- Is an excellent source of lignan, a plant compound with anti-carcinogenic properties.
- Has been shown to remove radioactive strontium as well as other heavy metal toxins from the body.
- Promotes overall optimum health, including healthy thyroid function, prevention of cardiovascular disease, protection against birth defects, and has anti-inflammatory properties.
- Balances acidity in the body, as seaweeds are highly alkaline.
- Are very filling and satisfying, which aid in natural appetite suppression, balances daily dietary intake, and assists the body with weight loss efforts.
- With daily intake will naturally result in all of the fantastic fringe benefits of beautiful hair, skin, and nails.
Although some sea vegetables are cultivated, most are collected in the wild. Not all are available in raw form, such as arame or hijiki, that must be steamed to be tenderized before finally drying. But this should be not an obstacle to the dense, nutritional benefits.
Arame: A cold water, brown algae that is cultivated off the coast of environmentally protected Ise, Japan. It is the most mild tasting of all the sea vegetables and makes it a great beginner product. It takes only minutes to reconstitute and is excellent in salads. Arame is rich in fiber, vitamin A, calcium, and magnesium.
Wakame/Alaria: These dark, greenish-brown plants are similar in character, but wakame is a Japanese variety that is often cooked before being dehydrated. Alaria is grown wild in the Atlantic and is sun-dried in its natural state, making it a better choice for raw. It is extremely high in both dietary and soluble fiber, chlorophyll, enzymes, beta carotene, B-vitamins, calcium, iodine, iron, protein, and many other vitamins and minerals.
Dulse: Another naturally dried, enzyme active plant that is incredibly high in nutrients. This reddish plant has a very chewy texture, and rich, salty taste. It can be soaked to soften, or snipped into salads as-is. Some like to eat it as a snack right out of the bag.
Hijiki/Hiziki: Dark-brown to black in color, similar to arame in appearance and cooking/dehydrating processes, it grows wild in the pristine, coastal arctic currents off the coast of Japan. Many sushi bars serve a very processed version of hijiki as an alternative to the bright green mystery “seaweed salad”. It has a sweeter, more distinctive flavor than any other sea vegetable and is also the highest in calcium.
Nori/Laver: Many of us know nori as the Japanese-originated thin sheets used to make maki rolls.
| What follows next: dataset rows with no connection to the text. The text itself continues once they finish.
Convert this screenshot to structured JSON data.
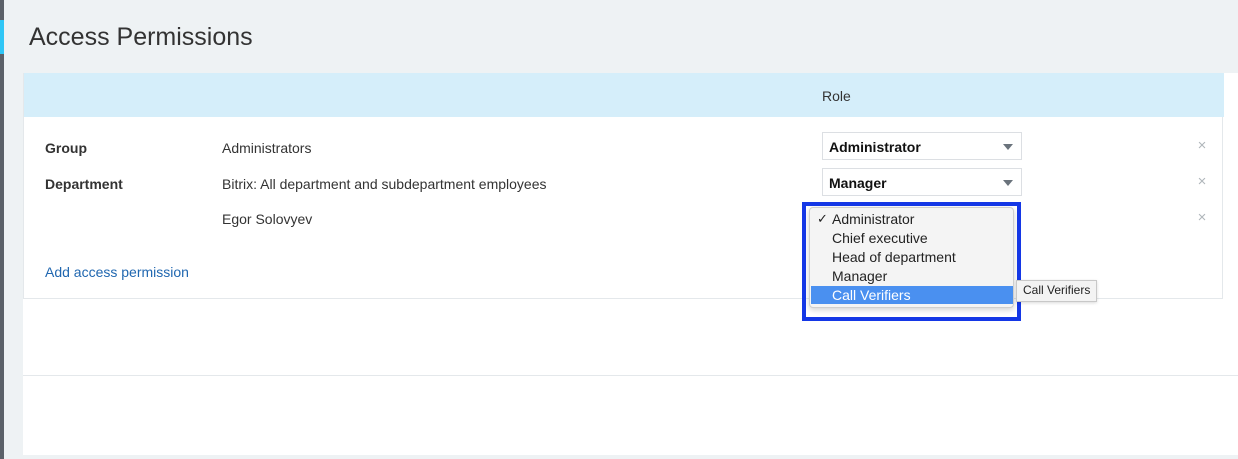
{
  "header": {
    "title": "Access Permissions"
  },
  "table": {
    "role_header": "Role",
    "rows": [
      {
        "type": "Group",
        "name": "Administrators",
        "role": "Administrator"
      },
      {
        "type": "Department",
        "name": "Bitrix: All department and subdepartment employees",
        "role": "Manager"
      },
      {
        "type": "",
        "name": "Egor Solovyev",
        "role": ""
      }
    ]
  },
  "add_link": "Add access permission",
  "dropdown": {
    "checked": "Administrator",
    "highlighted": "Call Verifiers",
    "options": [
      "Administrator",
      "Chief executive",
      "Head of department",
      "Manager",
      "Call Verifiers"
    ]
  },
  "tooltip": "Call Verifiers",
  "icons": {
    "remove": "close-icon",
    "check": "check-icon",
    "arrow": "chevron-down-icon"
  },
  "colors": {
    "header_bg": "#d5eefa",
    "link": "#2067b0",
    "highlight": "#4a90f0",
    "annotation_border": "#1437e6"
  }
}
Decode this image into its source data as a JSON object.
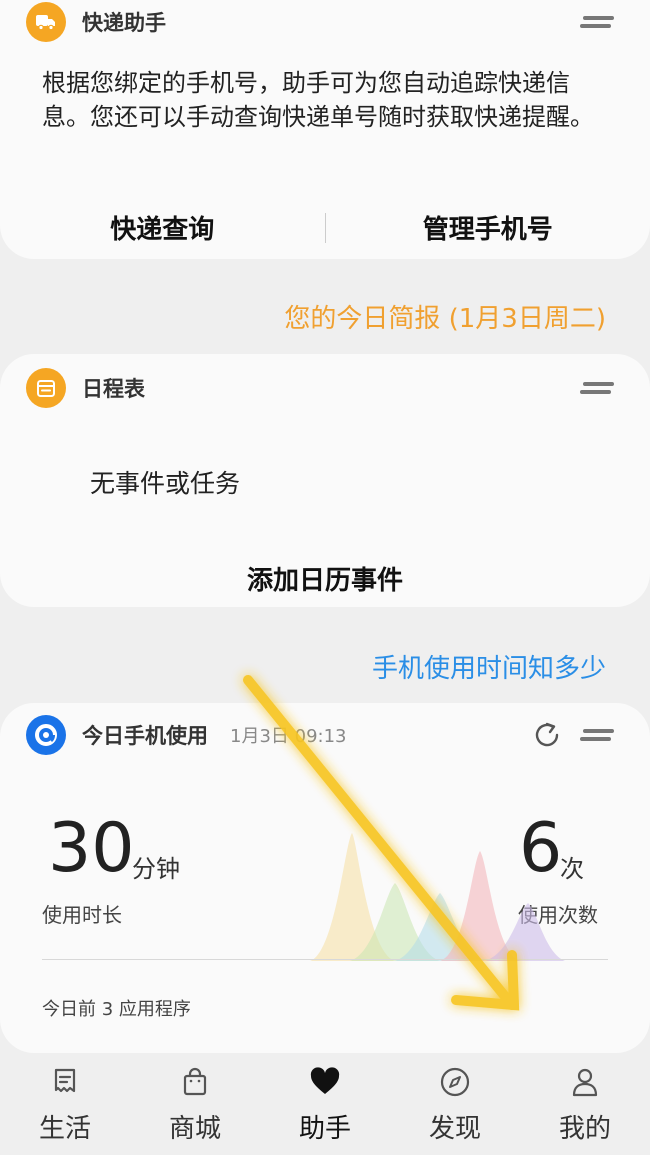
{
  "express_card": {
    "title": "快递助手",
    "description": "根据您绑定的手机号，助手可为您自动追踪快递信息。您还可以手动查询快递单号随时获取快递提醒。",
    "query_label": "快递查询",
    "manage_label": "管理手机号",
    "icon": "package-icon",
    "accent": "#f5a623"
  },
  "daily_brief_link": "您的今日简报 (1月3日周二)",
  "schedule_card": {
    "title": "日程表",
    "empty_text": "无事件或任务",
    "add_label": "添加日历事件",
    "icon": "calendar-icon",
    "accent": "#f5a623"
  },
  "usage_link": "手机使用时间知多少",
  "usage_card": {
    "title": "今日手机使用",
    "date": "1月3日 09:13",
    "duration_value": "30",
    "duration_unit": "分钟",
    "duration_label": "使用时长",
    "count_value": "6",
    "count_unit": "次",
    "count_label": "使用次数",
    "top_apps_label": "今日前 3 应用程序",
    "icon": "usage-icon",
    "accent": "#1a73e8"
  },
  "colors": {
    "link_orange": "#f0a030",
    "link_blue": "#2a8ee6",
    "background": "#efefef",
    "card": "#fafafa"
  },
  "bottom_nav": [
    {
      "label": "生活",
      "icon": "life-icon",
      "active": false
    },
    {
      "label": "商城",
      "icon": "shopping-bag-icon",
      "active": false
    },
    {
      "label": "助手",
      "icon": "heart-icon",
      "active": true
    },
    {
      "label": "发现",
      "icon": "compass-icon",
      "active": false
    },
    {
      "label": "我的",
      "icon": "person-icon",
      "active": false
    }
  ]
}
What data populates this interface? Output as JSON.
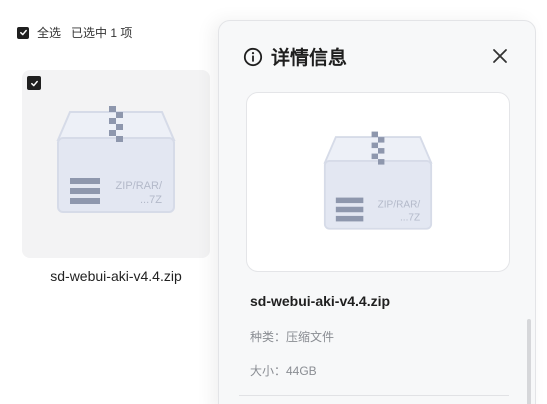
{
  "selection_bar": {
    "select_all_label": "全选",
    "selected_count_label": "已选中 1 项"
  },
  "file": {
    "name": "sd-webui-aki-v4.4.zip",
    "thumb_label_line1": "ZIP/RAR/",
    "thumb_label_line2": "...7Z",
    "icon": "zip-archive-icon"
  },
  "details_panel": {
    "title": "详情信息",
    "title_icon": "info-icon",
    "close_icon": "close-icon",
    "file_name": "sd-webui-aki-v4.4.zip",
    "type_text": "种类：压缩文件",
    "size_text": "大小：44GB"
  },
  "colors": {
    "checkbox_fill": "#1f1f1f",
    "card_bg": "#f3f3f4",
    "panel_bg": "#f7f8f9",
    "zip_box_face": "#e6e9f3",
    "zip_box_stripe": "#9aa3b8"
  }
}
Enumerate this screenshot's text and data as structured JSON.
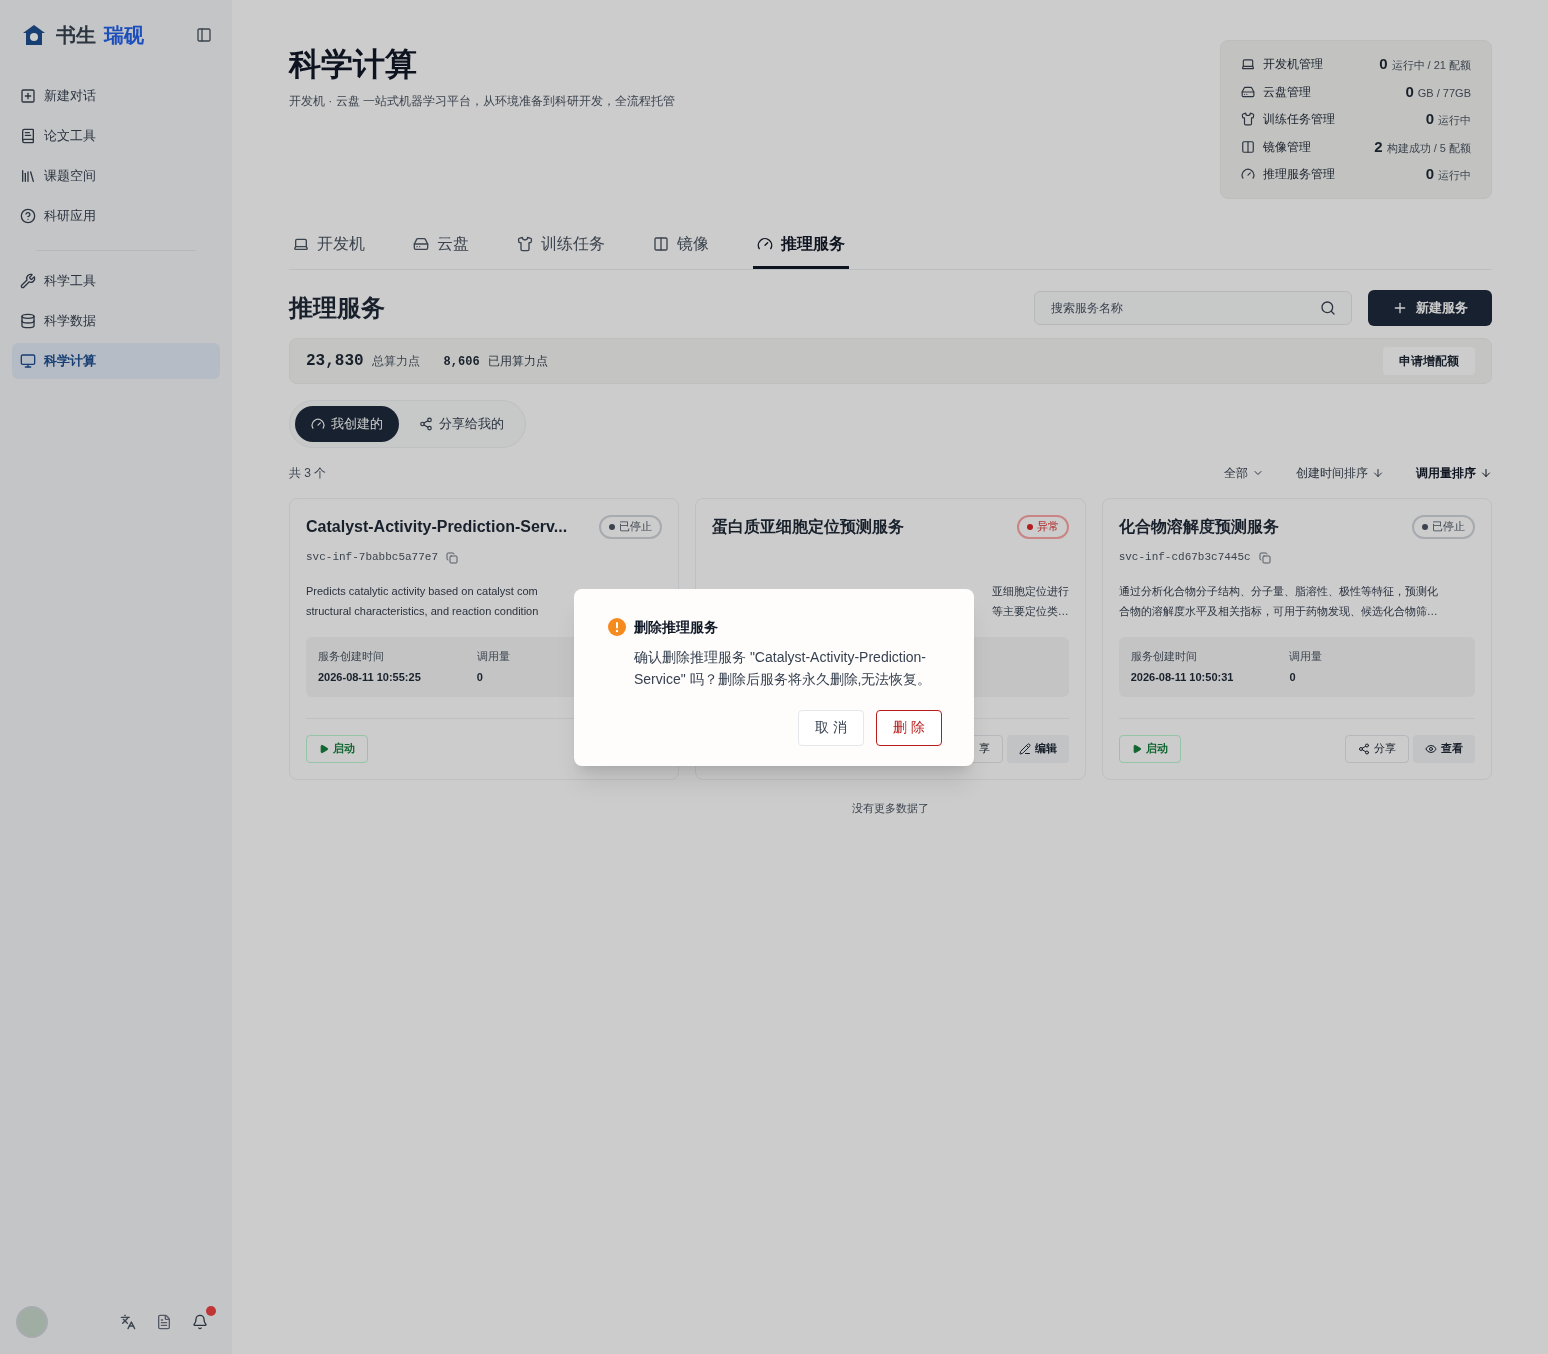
{
  "sidebar": {
    "brand": {
      "name": "书生",
      "accent": "瑞砚"
    },
    "items": [
      {
        "label": "新建对话",
        "selected": false
      },
      {
        "label": "论文工具",
        "selected": false
      },
      {
        "label": "课题空间",
        "selected": false
      },
      {
        "label": "科研应用",
        "selected": false
      },
      {
        "label": "科学工具",
        "selected": false
      },
      {
        "label": "科学数据",
        "selected": false
      },
      {
        "label": "科学计算",
        "selected": true
      }
    ],
    "notification_badge": true
  },
  "header": {
    "title": "科学计算",
    "subtitle": "开发机 · 云盘 一站式机器学习平台，从环境准备到科研开发，全流程托管",
    "stats": [
      {
        "label": "开发机管理",
        "value": "0",
        "unit": "运行中 / 21 配额"
      },
      {
        "label": "云盘管理",
        "value": "0",
        "unit": "GB / 77GB"
      },
      {
        "label": "训练任务管理",
        "value": "0",
        "unit": "运行中"
      },
      {
        "label": "镜像管理",
        "value": "2",
        "unit": "构建成功 / 5 配额"
      },
      {
        "label": "推理服务管理",
        "value": "0",
        "unit": "运行中"
      }
    ]
  },
  "tabs": [
    {
      "label": "开发机",
      "selected": false
    },
    {
      "label": "云盘",
      "selected": false
    },
    {
      "label": "训练任务",
      "selected": false
    },
    {
      "label": "镜像",
      "selected": false
    },
    {
      "label": "推理服务",
      "selected": true
    }
  ],
  "section": {
    "title": "推理服务",
    "search_placeholder": "搜索服务名称",
    "new_button": "新建服务"
  },
  "quota": {
    "total": "23,830",
    "total_label": "总算力点",
    "used": "8,606",
    "used_label": "已用算力点",
    "apply_button": "申请增配额"
  },
  "segments": [
    {
      "label": "我创建的",
      "selected": true
    },
    {
      "label": "分享给我的",
      "selected": false
    }
  ],
  "list_bar": {
    "count": "共 3 个",
    "filter": "全部",
    "sorts": [
      "创建时间排序",
      "调用量排序"
    ]
  },
  "cards": [
    {
      "name": "Catalyst-Activity-Prediction-Serv...",
      "status": "已停止",
      "kind": "stopped",
      "id": "svc-inf-7babbc5a77e7",
      "description": [
        "Predicts catalytic activity based on catalyst com",
        "structural characteristics, and reaction condition"
      ],
      "created_label": "服务创建时间",
      "created": "2026-08-11 10:55:25",
      "calls_label": "调用量",
      "calls": "0",
      "start_button": "启动"
    },
    {
      "name": "蛋白质亚细胞定位预测服务",
      "status": "异常",
      "kind": "error",
      "description": [
        "亚细胞定位进行",
        "等主要定位类…"
      ],
      "actions": [
        "享",
        "编辑"
      ]
    },
    {
      "name": "化合物溶解度预测服务",
      "status": "已停止",
      "kind": "stopped",
      "id": "svc-inf-cd67b3c7445c",
      "description": [
        "通过分析化合物分子结构、分子量、脂溶性、极性等特征，预测化",
        "合物的溶解度水平及相关指标，可用于药物发现、候选化合物筛…"
      ],
      "created_label": "服务创建时间",
      "created": "2026-08-11 10:50:31",
      "calls_label": "调用量",
      "calls": "0",
      "start_button": "启动",
      "actions": [
        "分享",
        "查看"
      ]
    }
  ],
  "end_text": "没有更多数据了",
  "dialog": {
    "title": "删除推理服务",
    "message": "确认删除推理服务 \"Catalyst-Activity-Prediction-Service\" 吗？删除后服务将永久删除,无法恢复。",
    "cancel": "取 消",
    "confirm": "删 除"
  }
}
Laver are the unsheeted whole, wild plants with a distinctive nutty flavor. Look for raw nori sheets (if the package doesn’t say raw, consider them steam dried) that are nearly black in color, and laver that has been dried at low temperatures and enzyme active. Both nori and laver are the highest in B-vitamins 1 (thiamin), 2 (riboflavin), 6, and 12, as well as vitamins C and E.
Kombu: Wild-harvested both in Japan and the north Atlantic, kombu has been commonly used in the macrobiotic diet to tenderize beans and brown rice during the cooking process, and render them more digestible. It is the most tough and chewy of the sea vegetables, therefore has to be soaked for a long period to tenderize. One of the most interesting uses for this seaweed is simmering it in a large pot of water for about 30-40 minutes, and then adding this water to your bath for a truly enriching seaweed treatment.
Irish Moss: A form of dulse that grows in the Atlantic off the west coast of Ireland. It is very diverse, as it can be used as a thickener, emulsifier, on the skin as a healing gel (when soaked and refrigerated), or eaten as a snack straight from the bag. It’s an excellent aid for preparing raw dishes that call for creaminess or thickening.
In this all-inclusive book, Cooksley explains in clear prose how to use seaweed, and why it works—in its medicinal, nutritional, and cosmetic applications. In addition, she offers fascinating information about humankind’s relationship with the sea and its mysterious underwater plants. Seaweed features recipes for delicious meals; do-it-yourself spa treatments and topical treatments for specific ills; advice on finding, storing, and using seaweed; and much more. This is a book for anyone interested in living a healthier life.